◆ **Exercise directions**
The output should contain the listing word for word and no pictures.
::: Dataset entries :::
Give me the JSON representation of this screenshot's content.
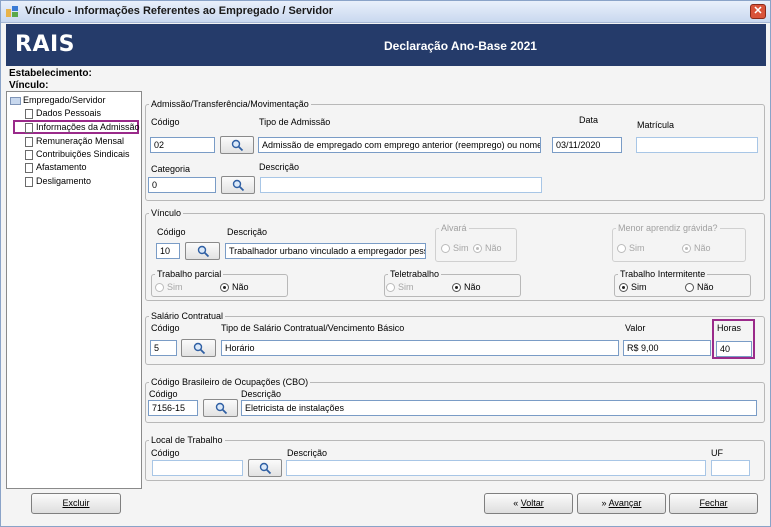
{
  "window": {
    "title": "Vínculo - Informações Referentes ao Empregado / Servidor",
    "close_glyph": "✕"
  },
  "banner": {
    "logo": "RAIS",
    "title": "Declaração Ano-Base 2021"
  },
  "header": {
    "estabelecimento": "Estabelecimento:",
    "vinculo": "Vínculo:"
  },
  "tree": {
    "root": "Empregado/Servidor",
    "items": [
      "Dados Pessoais",
      "Informações da Admissão",
      "Remuneração Mensal",
      "Contribuições Sindicais",
      "Afastamento",
      "Desligamento"
    ]
  },
  "admissao": {
    "legend": "Admissão/Transferência/Movimentação",
    "codigo_label": "Código",
    "codigo_value": "02",
    "tipo_label": "Tipo de Admissão",
    "tipo_value": "Admissão de empregado com emprego anterior (reemprego) ou nomeação",
    "data_label": "Data",
    "data_value": "03/11/2020",
    "matricula_label": "Matrícula",
    "matricula_value": "",
    "categoria_label": "Categoria",
    "categoria_value": "0",
    "descricao_label": "Descrição",
    "descricao_value": ""
  },
  "vinculo": {
    "legend": "Vínculo",
    "codigo_label": "Código",
    "codigo_value": "10",
    "descricao_label": "Descrição",
    "descricao_value": "Trabalhador urbano vinculado a empregador pessoa",
    "alvara": {
      "legend": "Alvará",
      "sim": "Sim",
      "nao": "Não",
      "selected": "nao"
    },
    "menor": {
      "legend": "Menor aprendiz grávida?",
      "sim": "Sim",
      "nao": "Não",
      "selected": "nao"
    },
    "parcial": {
      "legend": "Trabalho parcial",
      "sim": "Sim",
      "nao": "Não",
      "selected": "nao"
    },
    "teletrabalho": {
      "legend": "Teletrabalho",
      "sim": "Sim",
      "nao": "Não",
      "selected": "nao"
    },
    "intermitente": {
      "legend": "Trabalho Intermitente",
      "sim": "Sim",
      "nao": "Não",
      "selected": "sim"
    }
  },
  "salario": {
    "legend": "Salário Contratual",
    "codigo_label": "Código",
    "codigo_value": "5",
    "tipo_label": "Tipo de Salário Contratual/Vencimento Básico",
    "tipo_value": "Horário",
    "valor_label": "Valor",
    "valor_value": "R$ 9,00",
    "horas_label": "Horas",
    "horas_value": "40"
  },
  "cbo": {
    "legend": "Código Brasileiro de Ocupações (CBO)",
    "codigo_label": "Código",
    "codigo_value": "7156-15",
    "descricao_label": "Descrição",
    "descricao_value": "Eletricista de instalações"
  },
  "local": {
    "legend": "Local de Trabalho",
    "codigo_label": "Código",
    "codigo_value": "",
    "descricao_label": "Descrição",
    "descricao_value": "",
    "uf_label": "UF",
    "uf_value": ""
  },
  "footer": {
    "excluir": "Excluir",
    "voltar": "Voltar",
    "avancar": "Avançar",
    "fechar": "Fechar"
  },
  "colors": {
    "banner": "#253b6a",
    "highlight": "#9a2a8a",
    "field_border": "#7a9cc6"
  },
  "icons": {
    "search": "search-icon",
    "back": "double-chevron-left-icon",
    "forward": "double-chevron-right-icon"
  }
}
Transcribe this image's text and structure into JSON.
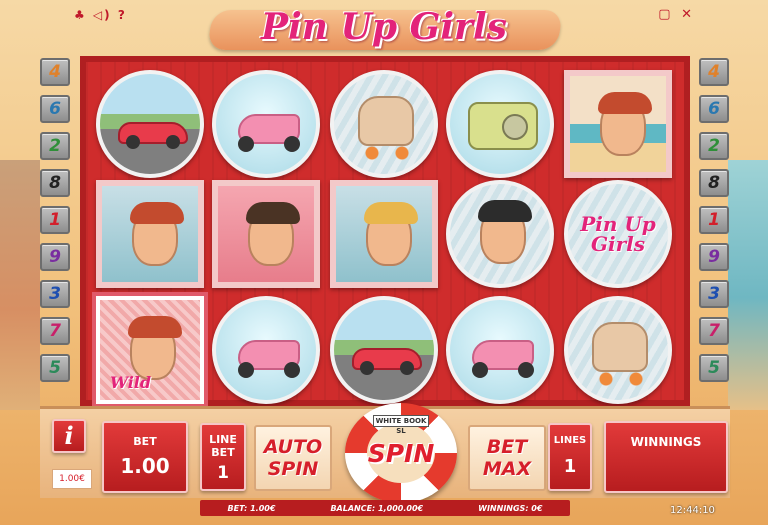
{
  "title": "Pin Up Girls",
  "top_left_icons": "♣ ◁) ?",
  "top_right_icons": {
    "minimize": "▢",
    "close": "✕"
  },
  "paylines": {
    "left": [
      {
        "n": "4",
        "color": "#e0812a"
      },
      {
        "n": "6",
        "color": "#2a78b0"
      },
      {
        "n": "2",
        "color": "#2f8f39"
      },
      {
        "n": "8",
        "color": "#222222"
      },
      {
        "n": "1",
        "color": "#d31f2b"
      },
      {
        "n": "9",
        "color": "#7a2ea0"
      },
      {
        "n": "3",
        "color": "#1e4fb0"
      },
      {
        "n": "7",
        "color": "#c8206a"
      },
      {
        "n": "5",
        "color": "#2c8a5a"
      }
    ],
    "right": [
      {
        "n": "4",
        "color": "#e0812a"
      },
      {
        "n": "6",
        "color": "#2a78b0"
      },
      {
        "n": "2",
        "color": "#2f8f39"
      },
      {
        "n": "8",
        "color": "#222222"
      },
      {
        "n": "1",
        "color": "#d31f2b"
      },
      {
        "n": "9",
        "color": "#7a2ea0"
      },
      {
        "n": "3",
        "color": "#1e4fb0"
      },
      {
        "n": "7",
        "color": "#c8206a"
      },
      {
        "n": "5",
        "color": "#2c8a5a"
      }
    ]
  },
  "reels": [
    [
      "car",
      "redhead-portrait",
      "wild-portrait"
    ],
    [
      "scooter",
      "brunette-portrait",
      "scooter"
    ],
    [
      "roller-skate",
      "blonde-portrait",
      "car"
    ],
    [
      "radio",
      "man-portrait",
      "scooter"
    ],
    [
      "swimsuit-portrait",
      "logo",
      "roller-skate"
    ]
  ],
  "logo_symbol": {
    "line1": "Pin Up",
    "line2": "Girls"
  },
  "wild_label": "Wild",
  "controls": {
    "info": "i",
    "coin_value": "1.00€",
    "bet_label": "BET",
    "bet_value": "1.00",
    "line_bet_label": "LINE BET",
    "line_bet_value": "1",
    "auto_spin": "AUTO SPIN",
    "spin_badge": "WHITE BOOK SL",
    "spin": "SPIN",
    "bet_max": "BET MAX",
    "lines_label": "LINES",
    "lines_value": "1",
    "winnings_label": "WINNINGS"
  },
  "status": {
    "bet": "BET: 1.00€",
    "balance": "BALANCE: 1,000.00€",
    "winnings": "WINNINGS: 0€"
  },
  "clock": "12:44:10"
}
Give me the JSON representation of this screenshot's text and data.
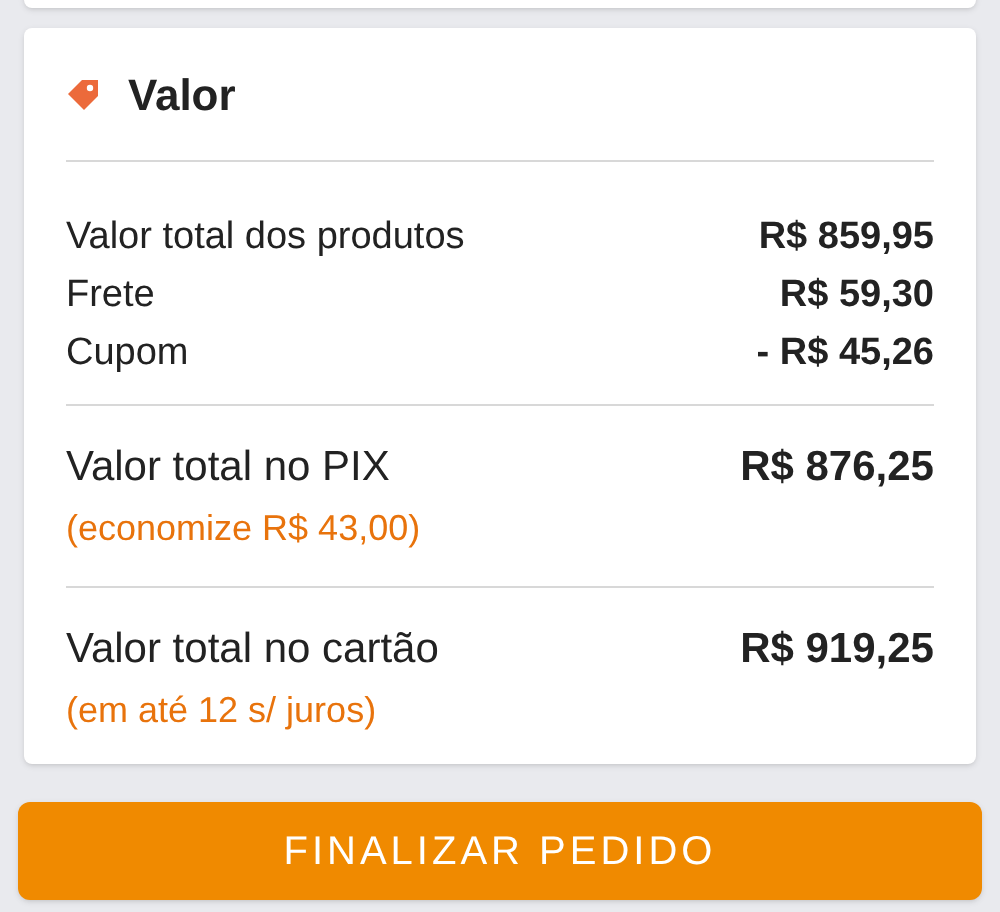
{
  "section": {
    "title": "Valor"
  },
  "lines": [
    {
      "label": "Valor total dos produtos",
      "value": "R$ 859,95"
    },
    {
      "label": "Frete",
      "value": "R$ 59,30"
    },
    {
      "label": "Cupom",
      "value": "- R$ 45,26"
    }
  ],
  "totals": [
    {
      "label": "Valor total no PIX",
      "value": "R$ 876,25",
      "note": "(economize R$ 43,00)"
    },
    {
      "label": "Valor total no cartão",
      "value": "R$ 919,25",
      "note": "(em até 12 s/ juros)"
    }
  ],
  "button": "FINALIZAR PEDIDO"
}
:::
◆ **Your solution**
Give me the JSON representation of this screenshot's content.
{
  "window": {
    "title": "Vínculo - Informações Referentes ao Empregado / Servidor",
    "close_glyph": "✕"
  },
  "banner": {
    "logo": "RAIS",
    "title": "Declaração Ano-Base 2021"
  },
  "header": {
    "estabelecimento": "Estabelecimento:",
    "vinculo": "Vínculo:"
  },
  "tree": {
    "root": "Empregado/Servidor",
    "items": [
      "Dados Pessoais",
      "Informações da Admissão",
      "Remuneração Mensal",
      "Contribuições Sindicais",
      "Afastamento",
      "Desligamento"
    ]
  },
  "admissao": {
    "legend": "Admissão/Transferência/Movimentação",
    "codigo_label": "Código",
    "codigo_value": "02",
    "tipo_label": "Tipo de Admissão",
    "tipo_value": "Admissão de empregado com emprego anterior (reemprego) ou nomeação",
    "data_label": "Data",
    "data_value": "03/11/2020",
    "matricula_label": "Matrícula",
    "matricula_value": "",
    "categoria_label": "Categoria",
    "categoria_value": "0",
    "descricao_label": "Descrição",
    "descricao_value": ""
  },
  "vinculo": {
    "legend": "Vínculo",
    "codigo_label": "Código",
    "codigo_value": "10",
    "descricao_label": "Descrição",
    "descricao_value": "Trabalhador urbano vinculado a empregador pessoa",
    "alvara": {
      "legend": "Alvará",
      "sim": "Sim",
      "nao": "Não",
      "selected": "nao"
    },
    "menor": {
      "legend": "Menor aprendiz grávida?",
      "sim": "Sim",
      "nao": "Não",
      "selected": "nao"
    },
    "parcial": {
      "legend": "Trabalho parcial",
      "sim": "Sim",
      "nao": "Não",
      "selected": "nao"
    },
    "teletrabalho": {
      "legend": "Teletrabalho",
      "sim": "Sim",
      "nao": "Não",
      "selected": "nao"
    },
    "intermitente": {
      "legend": "Trabalho Intermitente",
      "sim": "Sim",
      "nao": "Não",
      "selected": "sim"
    }
  },
  "salario": {
    "legend": "Salário Contratual",
    "codigo_label": "Código",
    "codigo_value": "5",
    "tipo_label": "Tipo de Salário Contratual/Vencimento Básico",
    "tipo_value": "Horário",
    "valor_label": "Valor",
    "valor_value": "R$ 9,00",
    "horas_label": "Horas",
    "horas_value": "40"
  },
  "cbo": {
    "legend": "Código Brasileiro de Ocupações (CBO)",
    "codigo_label": "Código",
    "codigo_value": "7156-15",
    "descricao_label": "Descrição",
    "descricao_value": "Eletricista de instalações"
  },
  "local": {
    "legend": "Local de Trabalho",
    "codigo_label": "Código",
    "codigo_value": "",
    "descricao_label": "Descrição",
    "descricao_value": "",
    "uf_label": "UF",
    "uf_value": ""
  },
  "footer": {
    "excluir": "Excluir",
    "voltar": "Voltar",
    "avancar": "Avançar",
    "fechar": "Fechar"
  },
  "colors": {
    "banner": "#253b6a",
    "highlight": "#9a2a8a",
    "field_border": "#7a9cc6"
  },
  "icons": {
    "search": "search-icon",
    "back": "double-chevron-left-icon",
    "forward": "double-chevron-right-icon"
  }
}
Transcribe this image's text and structure into JSON.
{
  "title": "Pin Up Girls",
  "top_left_icons": "♣ ◁) ?",
  "top_right_icons": {
    "minimize": "▢",
    "close": "✕"
  },
  "paylines": {
    "left": [
      {
        "n": "4",
        "color": "#e0812a"
      },
      {
        "n": "6",
        "color": "#2a78b0"
      },
      {
        "n": "2",
        "color": "#2f8f39"
      },
      {
        "n": "8",
        "color": "#222222"
      },
      {
        "n": "1",
        "color": "#d31f2b"
      },
      {
        "n": "9",
        "color": "#7a2ea0"
      },
      {
        "n": "3",
        "color": "#1e4fb0"
      },
      {
        "n": "7",
        "color": "#c8206a"
      },
      {
        "n": "5",
        "color": "#2c8a5a"
      }
    ],
    "right": [
      {
        "n": "4",
        "color": "#e0812a"
      },
      {
        "n": "6",
        "color": "#2a78b0"
      },
      {
        "n": "2",
        "color": "#2f8f39"
      },
      {
        "n": "8",
        "color": "#222222"
      },
      {
        "n": "1",
        "color": "#d31f2b"
      },
      {
        "n": "9",
        "color": "#7a2ea0"
      },
      {
        "n": "3",
        "color": "#1e4fb0"
      },
      {
        "n": "7",
        "color": "#c8206a"
      },
      {
        "n": "5",
        "color": "#2c8a5a"
      }
    ]
  },
  "reels": [
    [
      "car",
      "redhead-portrait",
      "wild-portrait"
    ],
    [
      "scooter",
      "brunette-portrait",
      "scooter"
    ],
    [
      "roller-skate",
      "blonde-portrait",
      "car"
    ],
    [
      "radio",
      "man-portrait",
      "scooter"
    ],
    [
      "swimsuit-portrait",
      "logo",
      "roller-skate"
    ]
  ],
  "logo_symbol": {
    "line1": "Pin Up",
    "line2": "Girls"
  },
  "wild_label": "Wild",
  "controls": {
    "info": "i",
    "coin_value": "1.00€",
    "bet_label": "BET",
    "bet_value": "1.00",
    "line_bet_label": "LINE BET",
    "line_bet_value": "1",
    "auto_spin": "AUTO SPIN",
    "spin_badge": "WHITE BOOK SL",
    "spin": "SPIN",
    "bet_max": "BET MAX",
    "lines_label": "LINES",
    "lines_value": "1",
    "winnings_label": "WINNINGS"
  },
  "status": {
    "bet": "BET: 1.00€",
    "balance": "BALANCE: 1,000.00€",
    "winnings": "WINNINGS: 0€"
  },
  "clock": "12:44:10"
}
Give me the JSON representation of this screenshot's text and data.
{
  "section": {
    "title": "Valor"
  },
  "lines": [
    {
      "label": "Valor total dos produtos",
      "value": "R$ 859,95"
    },
    {
      "label": "Frete",
      "value": "R$ 59,30"
    },
    {
      "label": "Cupom",
      "value": "- R$ 45,26"
    }
  ],
  "totals": [
    {
      "label": "Valor total no PIX",
      "value": "R$ 876,25",
      "note": "(economize R$ 43,00)"
    },
    {
      "label": "Valor total no cartão",
      "value": "R$ 919,25",
      "note": "(em até 12 s/ juros)"
    }
  ],
  "button": "FINALIZAR PEDIDO"
}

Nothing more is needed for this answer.